A Blueprint for Blue Carbon Sequestration Initiated at Ahmedabad University

Researchers at Ahmedabad University's Global Centre for Environment and Energy and the University of St Andrews, Scotland, are collaborating on an initiative on blue carbon ecosystems under a PhD Researcher Exchange Scheme funded by the UK's Global Challenges Research Fund. Shrutika Parihar, a PhD candidate at Ahmedabad University, along with Alex Houston of the University of St Andrews, Scotland, UK, are studying how blue carbon ecosystems (BCEs) can support climate change mitigation and adaptation. The research exchange programme includes field visits (soil sample collections), laboratory analyses, stakeholder consultations, plenary discussions, and workshops. "Through the research, we wanted to understand the existing status of BCEs and the restoration initiatives undertaken through two country case studies. We examined the salt marsh habitats of Skinflats in Scotland, and the mangroves in Kachchh, India," says Shrutika.

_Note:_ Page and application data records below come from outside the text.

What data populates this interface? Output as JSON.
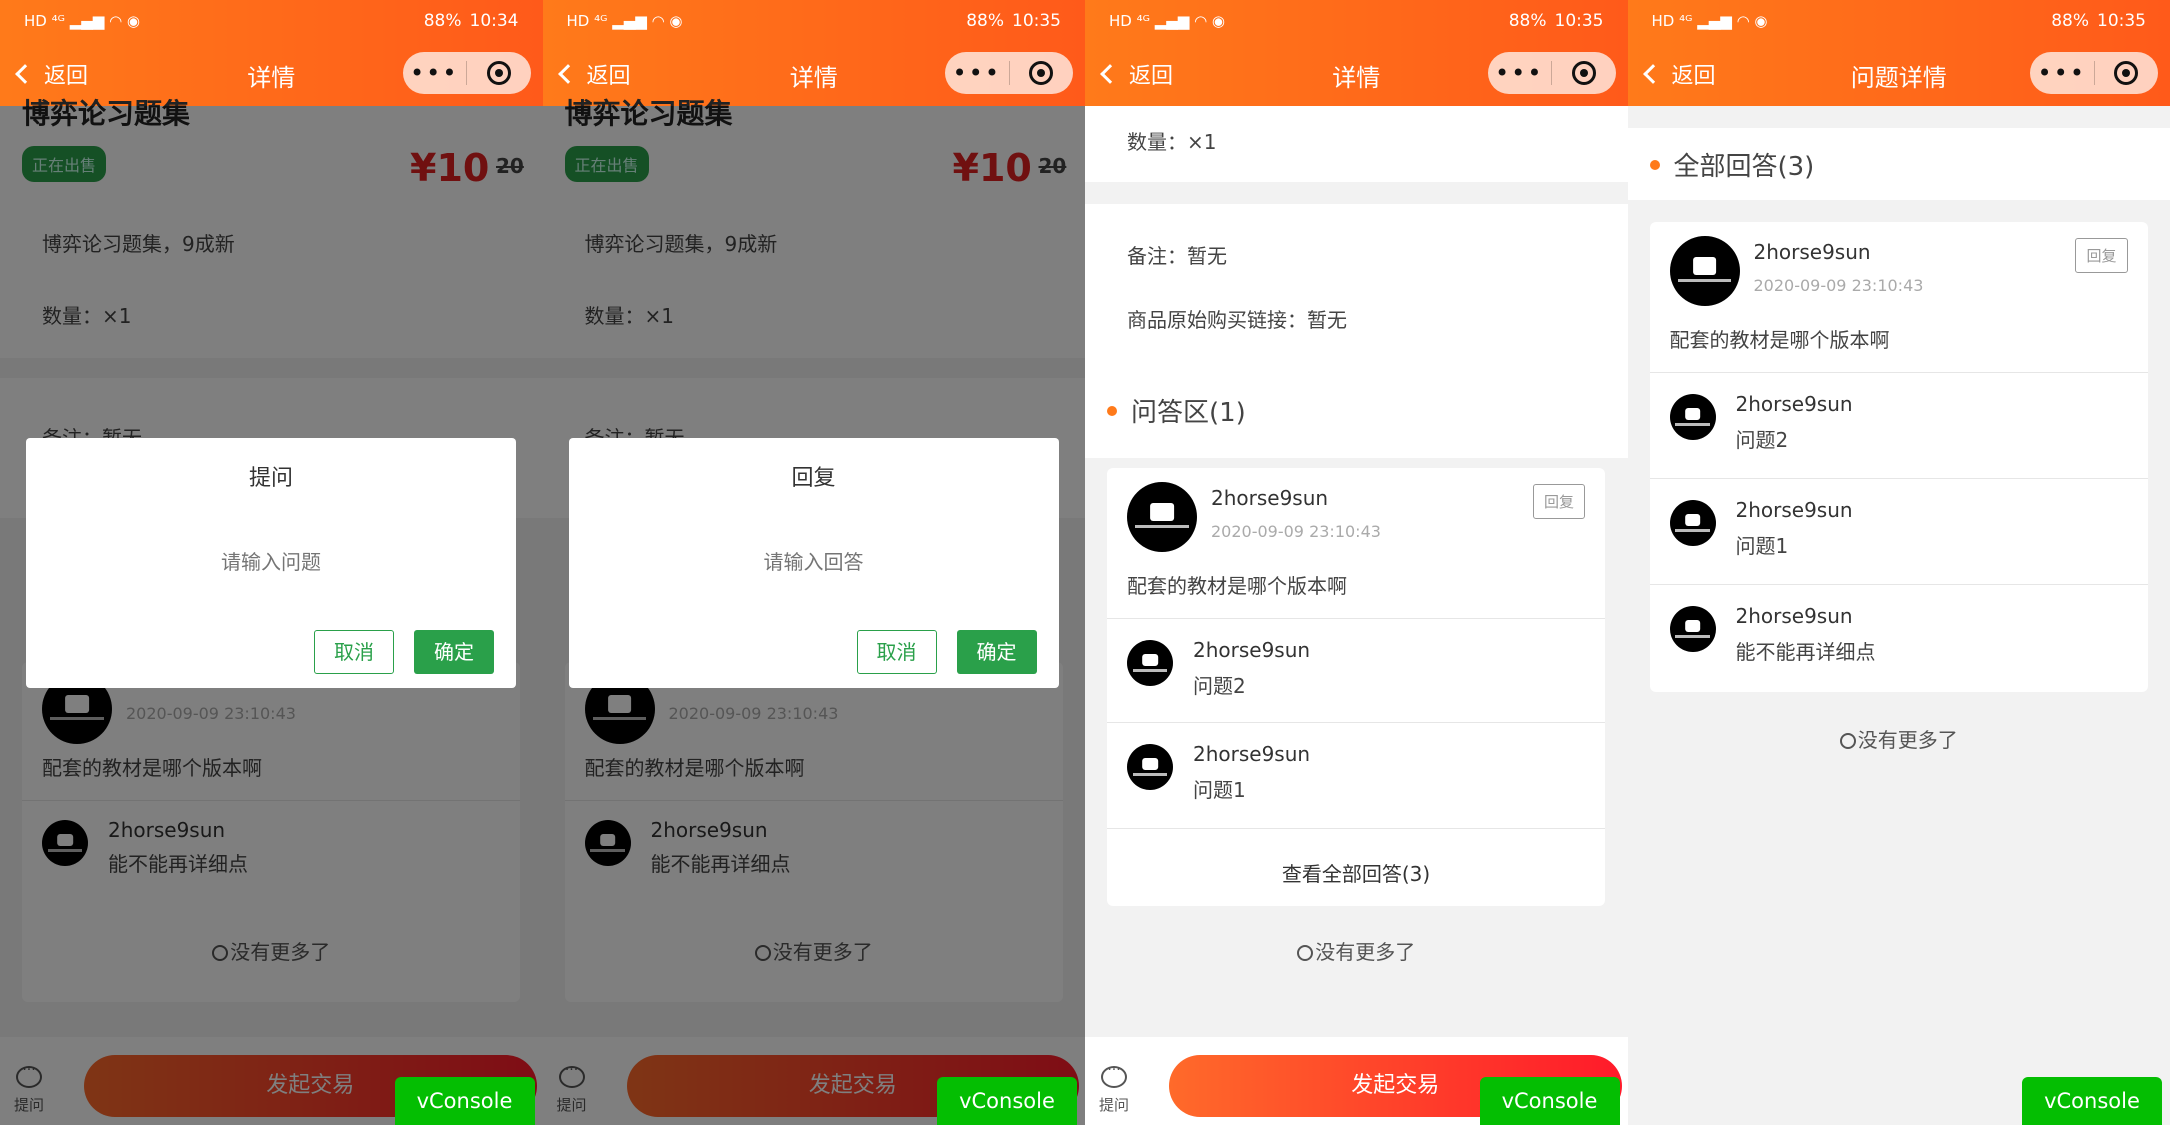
{
  "status": {
    "left_icons": "HD ⁴ᴳ ▂▄▆ ◠ ◉",
    "battery": "88%",
    "times": [
      "10:34",
      "10:35",
      "10:35",
      "10:35"
    ]
  },
  "nav": {
    "back_label": "返回",
    "title_detail": "详情",
    "title_question": "问题详情",
    "more_glyph": "•••"
  },
  "item": {
    "title_partial": "博弈论习题集",
    "badge": "正在出售",
    "price": "¥10",
    "price_old": "20",
    "description": "博弈论习题集，9成新",
    "quantity": "数量：×1",
    "remark": "备注：暂无",
    "original_link": "商品原始购买链接：暂无"
  },
  "qa": {
    "section_title": "问答区(1)",
    "all_answers_title": "全部回答(3)",
    "reply_label": "回复",
    "question": {
      "user": "2horse9sun",
      "date": "2020-09-09 23:10:43",
      "text": "配套的教材是哪个版本啊"
    },
    "answers_preview": [
      {
        "user": "2horse9sun",
        "text": "问题2"
      },
      {
        "user": "2horse9sun",
        "text": "问题1"
      }
    ],
    "answers_all": [
      {
        "user": "2horse9sun",
        "text": "问题2"
      },
      {
        "user": "2horse9sun",
        "text": "问题1"
      },
      {
        "user": "2horse9sun",
        "text": "能不能再详细点"
      }
    ],
    "dialog_answer": {
      "user": "2horse9sun",
      "text": "能不能再详细点"
    },
    "view_all": "查看全部回答(3)",
    "no_more": "没有更多了"
  },
  "dialogs": {
    "ask": {
      "title": "提问",
      "placeholder": "请输入问题"
    },
    "reply": {
      "title": "回复",
      "placeholder": "请输入回答"
    },
    "cancel": "取消",
    "confirm": "确定"
  },
  "tabbar": {
    "ask_label": "提问",
    "trade_label": "发起交易",
    "vconsole": "vConsole"
  }
}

Mentored by Minal Pathak, Associate Professor at Ahmedabad University's Global Centre for Environment and Energy, Shrutika is conducting her research on carbon sequestration in mangroves in the Kachchh district of Gujarat. She recently presented her work in an e-poster on Unlocking the potential of blue carbon: Land Use trends of Kachchh coast, Gujarat, India, at the Marine Alliance For Science and Technology for Scotland's Annual Science Meeting 2022 in Glasgow. She has also undertaken lab-based soil testing at the University of St. Andrews for two sites from the Kachchh region and estimated organic carbon content using three different methods.

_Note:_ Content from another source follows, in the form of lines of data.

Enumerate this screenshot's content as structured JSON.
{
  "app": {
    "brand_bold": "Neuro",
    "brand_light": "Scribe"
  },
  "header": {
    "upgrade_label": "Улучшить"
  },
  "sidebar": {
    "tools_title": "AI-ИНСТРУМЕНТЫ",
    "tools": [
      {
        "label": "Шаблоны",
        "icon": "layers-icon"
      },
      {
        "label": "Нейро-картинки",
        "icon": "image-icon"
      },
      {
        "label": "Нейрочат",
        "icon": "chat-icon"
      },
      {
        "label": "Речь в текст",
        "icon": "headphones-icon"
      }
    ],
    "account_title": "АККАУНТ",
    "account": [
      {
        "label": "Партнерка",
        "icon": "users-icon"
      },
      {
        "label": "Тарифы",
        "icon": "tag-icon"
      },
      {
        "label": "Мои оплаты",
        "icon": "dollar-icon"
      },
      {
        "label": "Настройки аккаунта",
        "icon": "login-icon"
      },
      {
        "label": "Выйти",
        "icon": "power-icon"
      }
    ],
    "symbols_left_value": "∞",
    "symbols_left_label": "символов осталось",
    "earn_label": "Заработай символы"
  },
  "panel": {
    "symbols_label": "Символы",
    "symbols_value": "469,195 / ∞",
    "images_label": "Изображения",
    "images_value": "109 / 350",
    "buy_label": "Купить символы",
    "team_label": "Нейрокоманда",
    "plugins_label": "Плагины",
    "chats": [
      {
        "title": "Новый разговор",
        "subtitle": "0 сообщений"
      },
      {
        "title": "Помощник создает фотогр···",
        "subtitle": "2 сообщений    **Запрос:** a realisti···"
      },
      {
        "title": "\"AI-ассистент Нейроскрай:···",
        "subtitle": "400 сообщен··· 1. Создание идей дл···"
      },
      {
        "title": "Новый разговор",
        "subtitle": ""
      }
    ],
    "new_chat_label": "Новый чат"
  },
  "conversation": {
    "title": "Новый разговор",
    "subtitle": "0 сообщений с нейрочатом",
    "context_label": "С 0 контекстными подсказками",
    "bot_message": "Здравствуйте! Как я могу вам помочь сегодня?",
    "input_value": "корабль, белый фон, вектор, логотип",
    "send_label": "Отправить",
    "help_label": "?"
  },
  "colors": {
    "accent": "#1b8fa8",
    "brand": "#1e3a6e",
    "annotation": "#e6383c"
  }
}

The reciprocal exchange programme funded by the Natural Environment Research Council to create a sustainable, long-term partnership between the two Universities allowed researchers to use satellite imagery to model coastal wetland trends in the Gujarat region of India. "We would like our initiative, along with predictive modelling, to be used to formulate future climate scenarios," says Shrutika. She shares her insights from these initiatives: "Coastal ecosystems, including tidal marshes, mangrove forests, and seagrasses, which we refer to as blue carbon ecosystems or BCEs, are nature-based solutions that offer significant potential for climate change mitigation and adaptation. These ecosystems can help mitigate emissions of greenhouse gases (GHG) due to their high carbon storage and sequestration potential." Conservation and restoration of BCEs can help support regional and national net zero emission targets while providing valuable ecosystem services, supporting livelihoods, and enhancing coastal climate resilience.

Professor Minal Pathak led stakeholder consultations in Kachchh with government officials, NGOs, researchers, and industrial representatives at GUIDE institute, Bhuj, Gujarat, India. She highlighted the critical issues concerning the restoration, reclamation, carbon fluxes, sea level rise, climate change, habitat change, compensatory mechanisms for ecosystem payments, carbon credits, and additionality of blue carbon sinks for achieving optimal targets at the regional and national levels. 

The potential of carbon sequestration in Kachchh's BCEs (including coastal wetlands and open and dense mangroves) is significant. Professor Pathak highlights the challenges these ecosystems face. "In recent years, there has been a decrease in dense mangroves due to deforestation and degradation and a decrease in coastal wetland areas due to the expansion of anthropogenic activities such as ports, industry, and infrastructure. There is a need to conserve and restore these ecosystems as important sites of carbon storage due to their important role in supporting ecosystem services, including biodiversity and coastal climate change resilience. Our research study at the Global Centre for Environment and Energy will help identify locations and propose strategies for mangrove restoration in Kachchh that can build on existing initiatives to achieve the full potential of these ecosystems. The findings could potentially contribute to the Gujarat State Action Plan on Climate Change and identify investment opportunities in this area."